SBTC feeding units also deployed to Houston at Clay Road Baptist Church and First Baptist Pflugerville, SBTC task force member Dewey Watson confirmed.

Crews heading to Houston were stalled for two days due to flooding, until the Texas Department of Transportation mapped a route for them, Watson said.

Calling the weather in northwest Houston “hot but drying,” unit director Ralph Britt said 22 SBTC volunteers had gathered at Clay Road Baptist “ready to cook” but were waiting on supplies and equipment from the Red Cross, with expectations to begin preparing meals on Friday.

Another feeding team from First Baptist Pflugerville headquartered at that church, staffed by its members and led by Mike Northen, anticipated starting meal preparations on Friday also.

Northen also alerted the Red Cross of damage in nearby Smithville and La Grange, both flooded by the Colorado River.

Northen said his Pflugerville team will be providing meals for shelters and possibly for victims in Smithville and La Grange.

“The overall disaster is ten or a hundred times worse than anything we’ve ever seen,” Northen said.

Watson expressed thanks to all volunteers: “They are willing to step out of their lives to give a portion of their time to people they don’t even know.”

Watson also confirmed plans to deploy a feeding trailer from First Baptist Lufkin to Calvary Baptist Church in Beaumont as soon as roads are passable.

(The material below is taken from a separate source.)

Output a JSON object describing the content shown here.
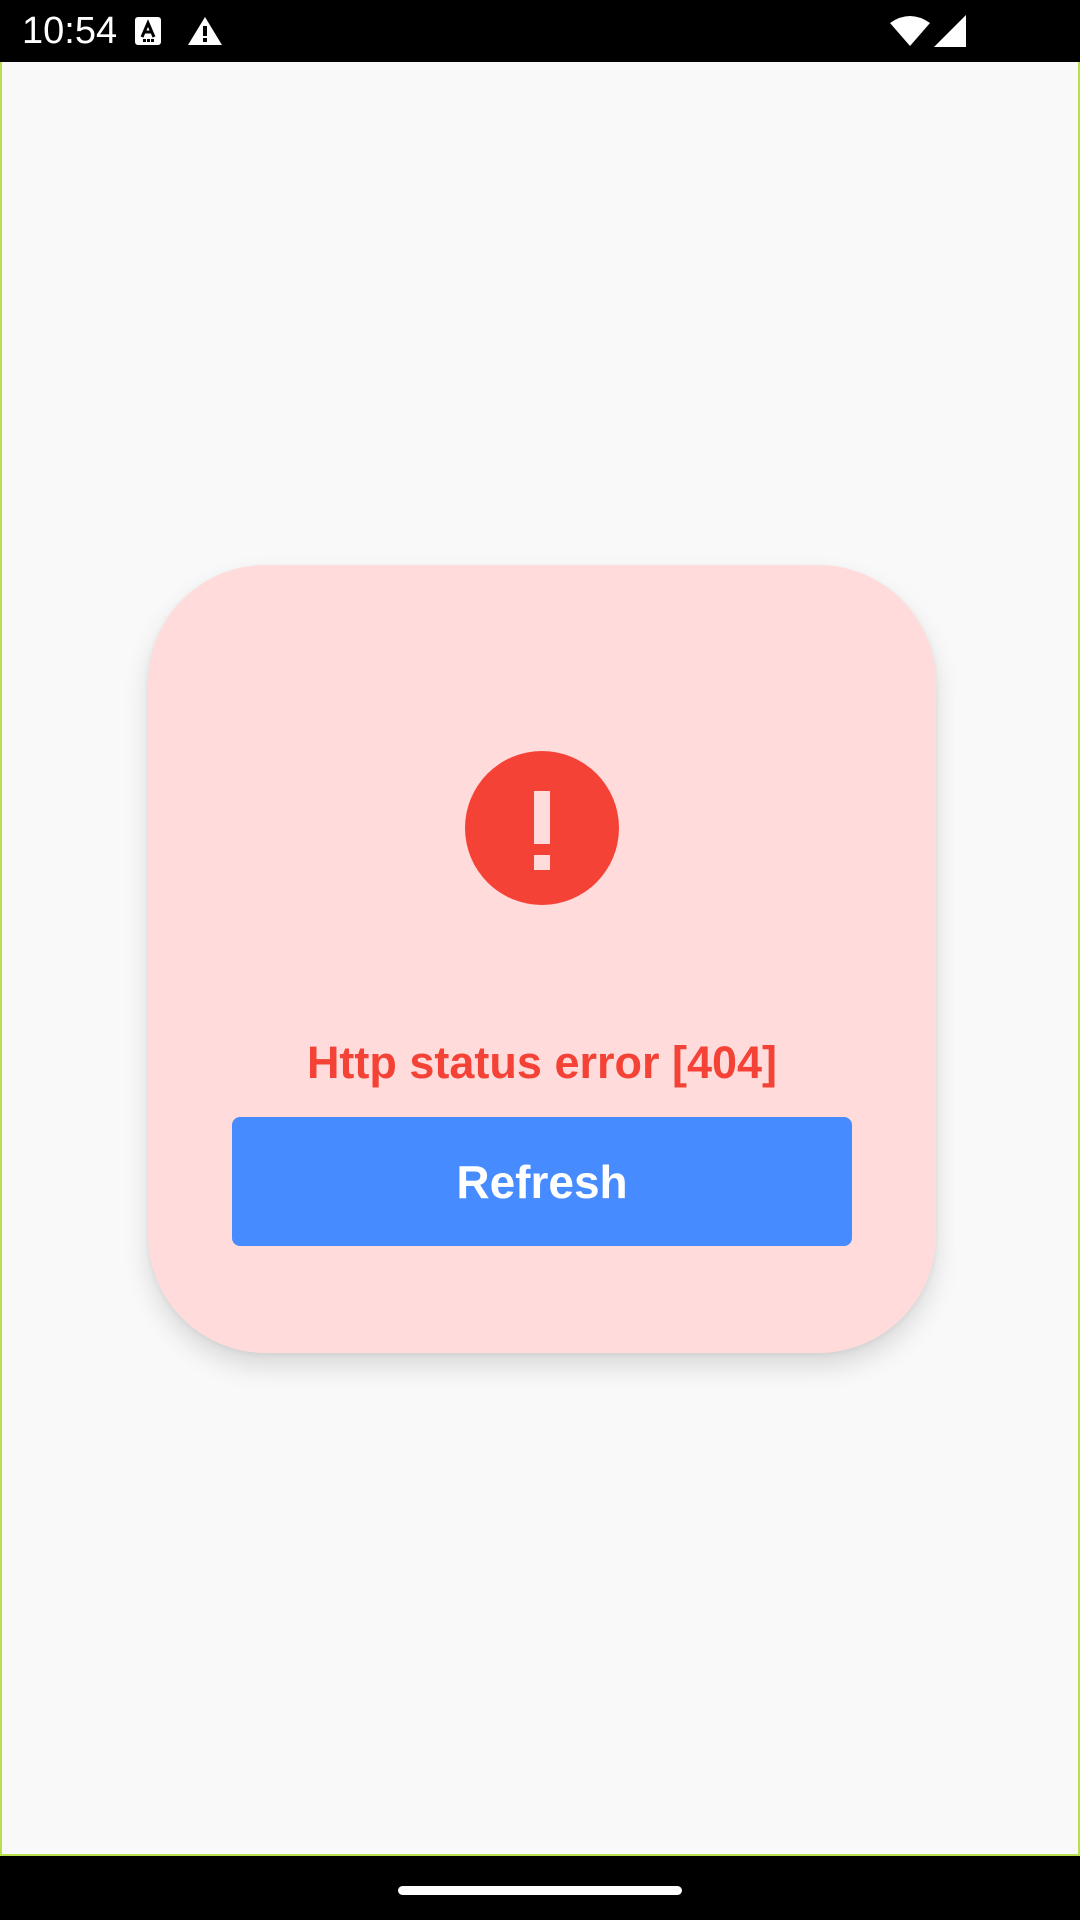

Get up-to-date information, find opportunities to volunteer, and give online at